Write out the entries exactly. None of the pictures should appear in the copy.

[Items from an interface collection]
*****

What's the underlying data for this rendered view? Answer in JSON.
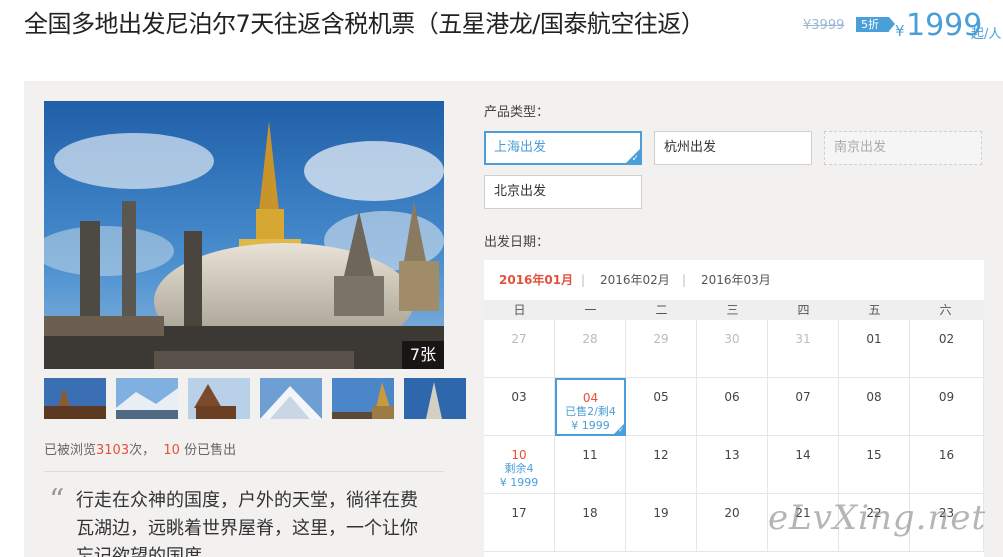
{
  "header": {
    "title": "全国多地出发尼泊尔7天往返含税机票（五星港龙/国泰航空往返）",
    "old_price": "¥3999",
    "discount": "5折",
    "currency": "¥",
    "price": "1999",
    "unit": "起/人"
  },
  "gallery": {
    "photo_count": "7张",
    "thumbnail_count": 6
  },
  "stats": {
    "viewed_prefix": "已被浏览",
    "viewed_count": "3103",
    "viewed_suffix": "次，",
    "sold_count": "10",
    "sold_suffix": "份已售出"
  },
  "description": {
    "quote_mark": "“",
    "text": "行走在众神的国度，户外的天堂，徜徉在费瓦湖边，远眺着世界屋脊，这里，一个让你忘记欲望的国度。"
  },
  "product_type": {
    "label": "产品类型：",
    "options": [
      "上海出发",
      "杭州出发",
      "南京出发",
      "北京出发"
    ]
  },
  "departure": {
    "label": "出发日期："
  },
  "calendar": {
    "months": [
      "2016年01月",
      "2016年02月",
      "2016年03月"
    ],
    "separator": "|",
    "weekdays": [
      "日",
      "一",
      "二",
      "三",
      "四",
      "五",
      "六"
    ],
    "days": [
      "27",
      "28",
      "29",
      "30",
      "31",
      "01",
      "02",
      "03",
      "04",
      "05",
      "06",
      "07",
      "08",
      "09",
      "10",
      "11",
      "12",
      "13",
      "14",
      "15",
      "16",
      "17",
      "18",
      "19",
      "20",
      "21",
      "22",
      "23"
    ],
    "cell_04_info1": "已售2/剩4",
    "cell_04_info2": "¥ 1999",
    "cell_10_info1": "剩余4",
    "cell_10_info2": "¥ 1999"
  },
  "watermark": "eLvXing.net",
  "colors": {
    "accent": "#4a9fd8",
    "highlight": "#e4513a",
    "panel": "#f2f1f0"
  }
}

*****

*Solution to the problem*.
What's the underlying data for this rendered view? Answer in JSON.
{
  "header": {
    "title": "全国多地出发尼泊尔7天往返含税机票（五星港龙/国泰航空往返）",
    "old_price": "¥3999",
    "discount": "5折",
    "currency": "¥",
    "price": "1999",
    "unit": "起/人"
  },
  "gallery": {
    "photo_count": "7张",
    "thumbnail_count": 6
  },
  "stats": {
    "viewed_prefix": "已被浏览",
    "viewed_count": "3103",
    "viewed_suffix": "次，",
    "sold_count": "10",
    "sold_suffix": "份已售出"
  },
  "description": {
    "quote_mark": "“",
    "text": "行走在众神的国度，户外的天堂，徜徉在费瓦湖边，远眺着世界屋脊，这里，一个让你忘记欲望的国度。"
  },
  "product_type": {
    "label": "产品类型：",
    "options": [
      "上海出发",
      "杭州出发",
      "南京出发",
      "北京出发"
    ]
  },
  "departure": {
    "label": "出发日期："
  },
  "calendar": {
    "months": [
      "2016年01月",
      "2016年02月",
      "2016年03月"
    ],
    "separator": "|",
    "weekdays": [
      "日",
      "一",
      "二",
      "三",
      "四",
      "五",
      "六"
    ],
    "days": [
      "27",
      "28",
      "29",
      "30",
      "31",
      "01",
      "02",
      "03",
      "04",
      "05",
      "06",
      "07",
      "08",
      "09",
      "10",
      "11",
      "12",
      "13",
      "14",
      "15",
      "16",
      "17",
      "18",
      "19",
      "20",
      "21",
      "22",
      "23"
    ],
    "cell_04_info1": "已售2/剩4",
    "cell_04_info2": "¥ 1999",
    "cell_10_info1": "剩余4",
    "cell_10_info2": "¥ 1999"
  },
  "watermark": "eLvXing.net",
  "colors": {
    "accent": "#4a9fd8",
    "highlight": "#e4513a",
    "panel": "#f2f1f0"
  }
}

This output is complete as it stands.